Instructions for the task
Images embedded in the records are excluded; print everything else exactly as given.

=== Section Start ===

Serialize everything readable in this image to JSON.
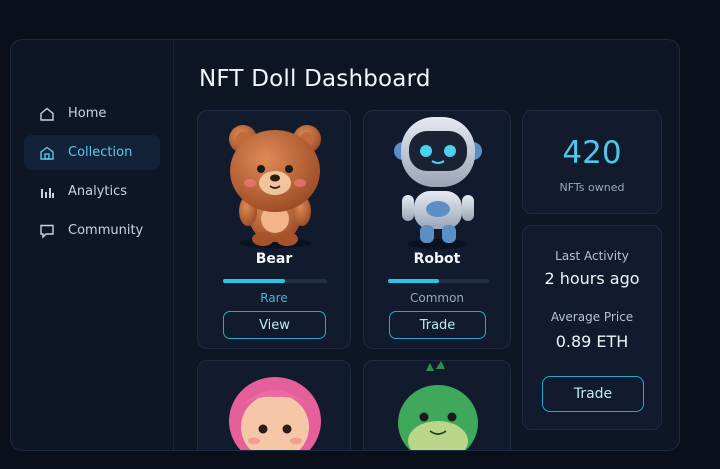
{
  "title": "NFT Doll Dashboard",
  "sidebar": {
    "items": [
      {
        "label": "Home",
        "icon": "home-icon",
        "active": false
      },
      {
        "label": "Collection",
        "icon": "collection-icon",
        "active": true
      },
      {
        "label": "Analytics",
        "icon": "analytics-icon",
        "active": false
      },
      {
        "label": "Community",
        "icon": "chat-icon",
        "active": false
      }
    ]
  },
  "cards": [
    {
      "name": "Bear",
      "rarity": "Rare",
      "action": "View",
      "progress": 0.6
    },
    {
      "name": "Robot",
      "rarity": "Common",
      "action": "Trade",
      "progress": 0.5
    }
  ],
  "stats": {
    "count": "420",
    "count_label": "NFTs owned"
  },
  "activity": {
    "last_label": "Last Activity",
    "last_value": "2 hours ago",
    "price_label": "Average Price",
    "price_value": "0.89 ETH",
    "trade_label": "Trade"
  },
  "colors": {
    "accent": "#2ec4e6",
    "panel": "#111b2d",
    "background": "#0a0f1c"
  }
}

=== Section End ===

Response
Serialize everything readable in this image to JSON.
{
  "title": "NFT Doll Dashboard",
  "sidebar": {
    "items": [
      {
        "label": "Home",
        "icon": "home-icon",
        "active": false
      },
      {
        "label": "Collection",
        "icon": "collection-icon",
        "active": true
      },
      {
        "label": "Analytics",
        "icon": "analytics-icon",
        "active": false
      },
      {
        "label": "Community",
        "icon": "chat-icon",
        "active": false
      }
    ]
  },
  "cards": [
    {
      "name": "Bear",
      "rarity": "Rare",
      "action": "View",
      "progress": 0.6
    },
    {
      "name": "Robot",
      "rarity": "Common",
      "action": "Trade",
      "progress": 0.5
    }
  ],
  "stats": {
    "count": "420",
    "count_label": "NFTs owned"
  },
  "activity": {
    "last_label": "Last Activity",
    "last_value": "2 hours ago",
    "price_label": "Average Price",
    "price_value": "0.89 ETH",
    "trade_label": "Trade"
  },
  "colors": {
    "accent": "#2ec4e6",
    "panel": "#111b2d",
    "background": "#0a0f1c"
  }
}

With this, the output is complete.